* WORK REQUEST:
Lines containing the word "scroll" are the ones to copy from the records below.

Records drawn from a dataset
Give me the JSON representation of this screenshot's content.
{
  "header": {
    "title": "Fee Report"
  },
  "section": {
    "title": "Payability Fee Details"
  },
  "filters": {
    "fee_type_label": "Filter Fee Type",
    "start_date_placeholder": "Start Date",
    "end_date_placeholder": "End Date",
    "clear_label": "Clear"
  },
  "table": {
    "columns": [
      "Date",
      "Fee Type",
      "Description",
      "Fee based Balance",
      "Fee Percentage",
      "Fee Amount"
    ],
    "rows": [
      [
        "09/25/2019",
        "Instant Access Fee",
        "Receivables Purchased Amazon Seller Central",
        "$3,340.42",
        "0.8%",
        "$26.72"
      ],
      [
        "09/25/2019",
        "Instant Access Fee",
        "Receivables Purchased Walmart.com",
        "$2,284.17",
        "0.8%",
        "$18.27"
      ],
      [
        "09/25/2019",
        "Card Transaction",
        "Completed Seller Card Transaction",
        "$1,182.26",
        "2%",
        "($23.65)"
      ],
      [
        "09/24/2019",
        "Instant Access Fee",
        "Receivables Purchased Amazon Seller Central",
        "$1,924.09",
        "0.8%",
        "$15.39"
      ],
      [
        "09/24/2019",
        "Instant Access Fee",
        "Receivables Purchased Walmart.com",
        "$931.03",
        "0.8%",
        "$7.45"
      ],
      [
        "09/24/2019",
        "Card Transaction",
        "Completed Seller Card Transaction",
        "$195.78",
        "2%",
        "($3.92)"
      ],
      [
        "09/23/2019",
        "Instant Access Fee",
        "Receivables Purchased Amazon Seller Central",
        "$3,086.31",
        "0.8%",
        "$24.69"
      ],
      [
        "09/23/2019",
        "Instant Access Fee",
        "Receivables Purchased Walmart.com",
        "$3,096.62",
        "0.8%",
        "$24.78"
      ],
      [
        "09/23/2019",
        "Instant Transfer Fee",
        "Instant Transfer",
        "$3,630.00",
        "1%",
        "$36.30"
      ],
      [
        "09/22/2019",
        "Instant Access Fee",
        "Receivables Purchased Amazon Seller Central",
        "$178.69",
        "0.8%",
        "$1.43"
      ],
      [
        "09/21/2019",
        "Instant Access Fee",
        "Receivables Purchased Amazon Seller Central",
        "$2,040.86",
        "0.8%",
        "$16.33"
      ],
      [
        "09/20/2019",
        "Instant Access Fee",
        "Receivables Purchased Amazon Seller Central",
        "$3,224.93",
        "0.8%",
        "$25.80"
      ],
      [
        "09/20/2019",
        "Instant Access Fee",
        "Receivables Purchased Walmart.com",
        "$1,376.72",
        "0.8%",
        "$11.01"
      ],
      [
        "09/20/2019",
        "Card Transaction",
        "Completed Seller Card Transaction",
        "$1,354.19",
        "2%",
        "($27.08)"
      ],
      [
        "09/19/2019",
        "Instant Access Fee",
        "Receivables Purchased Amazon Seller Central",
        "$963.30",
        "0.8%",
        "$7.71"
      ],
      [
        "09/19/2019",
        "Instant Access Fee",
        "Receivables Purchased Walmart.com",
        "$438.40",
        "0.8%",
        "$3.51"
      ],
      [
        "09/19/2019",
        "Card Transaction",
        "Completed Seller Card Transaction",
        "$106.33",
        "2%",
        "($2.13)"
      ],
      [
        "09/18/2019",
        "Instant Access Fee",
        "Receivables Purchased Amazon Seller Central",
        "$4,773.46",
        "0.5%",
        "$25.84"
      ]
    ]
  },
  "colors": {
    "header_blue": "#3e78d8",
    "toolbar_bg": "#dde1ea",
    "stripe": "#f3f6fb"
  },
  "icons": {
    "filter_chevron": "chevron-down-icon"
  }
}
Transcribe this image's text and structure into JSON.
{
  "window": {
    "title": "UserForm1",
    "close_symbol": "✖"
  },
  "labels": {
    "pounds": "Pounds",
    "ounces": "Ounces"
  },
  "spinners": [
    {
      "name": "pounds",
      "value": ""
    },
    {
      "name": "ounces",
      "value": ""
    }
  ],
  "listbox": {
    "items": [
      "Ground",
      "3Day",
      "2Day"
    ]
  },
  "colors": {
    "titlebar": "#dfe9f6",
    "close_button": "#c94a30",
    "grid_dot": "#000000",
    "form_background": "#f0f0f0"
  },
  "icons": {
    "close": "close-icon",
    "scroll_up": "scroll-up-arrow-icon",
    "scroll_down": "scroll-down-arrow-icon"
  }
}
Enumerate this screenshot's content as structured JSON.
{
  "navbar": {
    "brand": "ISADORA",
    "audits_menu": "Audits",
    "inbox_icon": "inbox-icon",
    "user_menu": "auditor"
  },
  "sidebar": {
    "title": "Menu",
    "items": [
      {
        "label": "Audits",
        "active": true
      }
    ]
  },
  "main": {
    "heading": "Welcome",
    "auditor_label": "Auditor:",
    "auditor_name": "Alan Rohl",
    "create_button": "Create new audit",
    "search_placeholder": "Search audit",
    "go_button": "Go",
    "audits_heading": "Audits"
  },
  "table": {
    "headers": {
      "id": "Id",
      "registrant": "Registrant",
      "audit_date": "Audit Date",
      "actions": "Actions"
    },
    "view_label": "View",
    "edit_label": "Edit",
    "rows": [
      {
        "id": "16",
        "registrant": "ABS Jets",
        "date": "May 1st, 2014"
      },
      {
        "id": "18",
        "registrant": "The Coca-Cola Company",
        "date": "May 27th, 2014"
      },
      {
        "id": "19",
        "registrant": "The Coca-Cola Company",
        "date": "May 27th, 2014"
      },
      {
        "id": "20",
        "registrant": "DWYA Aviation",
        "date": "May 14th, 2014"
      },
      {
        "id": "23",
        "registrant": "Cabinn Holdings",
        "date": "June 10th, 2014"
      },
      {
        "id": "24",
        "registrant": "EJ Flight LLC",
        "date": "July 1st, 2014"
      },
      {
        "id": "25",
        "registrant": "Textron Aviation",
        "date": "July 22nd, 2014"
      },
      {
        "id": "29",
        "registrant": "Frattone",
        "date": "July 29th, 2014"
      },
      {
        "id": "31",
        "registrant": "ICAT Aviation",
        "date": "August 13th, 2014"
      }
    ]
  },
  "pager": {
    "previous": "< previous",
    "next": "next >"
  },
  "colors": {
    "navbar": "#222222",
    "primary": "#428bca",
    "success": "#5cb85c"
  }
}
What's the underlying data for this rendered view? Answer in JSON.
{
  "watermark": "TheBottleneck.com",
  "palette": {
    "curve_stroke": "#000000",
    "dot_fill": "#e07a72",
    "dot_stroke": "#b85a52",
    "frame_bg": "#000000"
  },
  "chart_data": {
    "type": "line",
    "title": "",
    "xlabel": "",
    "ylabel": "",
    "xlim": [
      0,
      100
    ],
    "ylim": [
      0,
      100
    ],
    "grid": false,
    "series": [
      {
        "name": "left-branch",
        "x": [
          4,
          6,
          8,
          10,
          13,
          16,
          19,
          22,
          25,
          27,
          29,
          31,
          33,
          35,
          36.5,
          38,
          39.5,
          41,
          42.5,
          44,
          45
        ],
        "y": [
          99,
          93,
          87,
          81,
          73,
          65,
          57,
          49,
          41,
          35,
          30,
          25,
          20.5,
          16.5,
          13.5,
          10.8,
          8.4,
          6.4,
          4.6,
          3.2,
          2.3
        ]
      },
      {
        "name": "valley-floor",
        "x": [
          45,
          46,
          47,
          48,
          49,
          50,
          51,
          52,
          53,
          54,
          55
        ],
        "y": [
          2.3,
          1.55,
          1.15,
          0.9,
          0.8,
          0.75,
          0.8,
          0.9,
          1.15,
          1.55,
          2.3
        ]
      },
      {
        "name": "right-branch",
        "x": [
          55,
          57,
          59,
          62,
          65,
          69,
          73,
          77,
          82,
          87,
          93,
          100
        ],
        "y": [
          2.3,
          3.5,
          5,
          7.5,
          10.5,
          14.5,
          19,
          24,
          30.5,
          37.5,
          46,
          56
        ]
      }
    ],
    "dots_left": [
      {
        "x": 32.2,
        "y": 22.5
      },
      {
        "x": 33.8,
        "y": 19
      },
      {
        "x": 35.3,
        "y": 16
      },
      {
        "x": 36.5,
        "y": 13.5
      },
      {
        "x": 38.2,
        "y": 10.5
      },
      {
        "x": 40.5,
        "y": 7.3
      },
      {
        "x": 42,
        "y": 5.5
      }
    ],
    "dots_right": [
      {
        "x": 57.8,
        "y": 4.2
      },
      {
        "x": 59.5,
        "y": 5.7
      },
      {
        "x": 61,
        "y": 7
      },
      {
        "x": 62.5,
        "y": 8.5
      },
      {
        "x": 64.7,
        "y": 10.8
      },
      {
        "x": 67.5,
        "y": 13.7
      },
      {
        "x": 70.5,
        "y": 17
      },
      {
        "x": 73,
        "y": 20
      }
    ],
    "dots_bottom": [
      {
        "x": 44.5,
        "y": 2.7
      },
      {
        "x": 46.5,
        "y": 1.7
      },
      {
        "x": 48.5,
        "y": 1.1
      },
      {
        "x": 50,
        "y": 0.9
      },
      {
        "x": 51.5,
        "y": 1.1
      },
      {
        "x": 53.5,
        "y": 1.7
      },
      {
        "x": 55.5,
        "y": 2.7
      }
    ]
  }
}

* RESULT FOR THIS TASK:
    "scroll_up": "scroll-up-arrow-icon",
    "scroll_down": "scroll-down-arrow-icon"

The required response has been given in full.